Federal Appeals Court upholds Indiana University’s vaccine mandate
INDIANAPOLIS (AP) — A federal appeals court ruled Monday that Indiana University can proceed with its plan to require students and employees to get vaccinated for COVID-19, in what is the highest court decision regarding college immunization mandates.
The Chicago-based appeals court upheld an Indiana district court judge’s ruling that found that the university was acting reasonably “in pursuing public health and safety for its campus communities.”
Both courts rejected a request by eight IU students who sought to block the requirement while they challenge its legality, claiming that it would violate their constitutional rights by forcing them to receive unwanted medical treatment.
The policy makes vaccination a condition of attending the university, and students who don’t want to get vaccinated can also seek “ample educational opportunities” elsewhere, according to the appeals court ruling.
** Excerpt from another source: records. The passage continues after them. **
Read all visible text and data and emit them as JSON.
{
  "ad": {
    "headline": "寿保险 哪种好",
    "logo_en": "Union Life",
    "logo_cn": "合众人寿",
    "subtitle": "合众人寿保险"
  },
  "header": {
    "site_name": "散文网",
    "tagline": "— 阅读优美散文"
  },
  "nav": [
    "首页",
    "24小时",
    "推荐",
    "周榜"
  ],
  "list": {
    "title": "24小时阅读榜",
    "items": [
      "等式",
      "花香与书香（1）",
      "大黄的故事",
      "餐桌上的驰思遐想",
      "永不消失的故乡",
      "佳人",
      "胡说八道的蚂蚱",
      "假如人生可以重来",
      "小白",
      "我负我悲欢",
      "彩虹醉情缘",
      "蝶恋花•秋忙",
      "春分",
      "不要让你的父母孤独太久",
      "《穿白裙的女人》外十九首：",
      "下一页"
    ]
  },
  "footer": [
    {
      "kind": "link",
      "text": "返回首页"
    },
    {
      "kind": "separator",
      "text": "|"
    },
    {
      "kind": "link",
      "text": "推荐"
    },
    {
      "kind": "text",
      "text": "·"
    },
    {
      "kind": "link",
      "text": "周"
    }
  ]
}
Still, the vaccination policy allows exemptions on religious and medical grounds, which the court said provides constitutional accommodations for those who qualify.
“Once again, the court has affirmed our legitimate public health interest in assuring the safety of our students, faculty and staff and we are excited to welcome our community back for the fall semester,” the university said.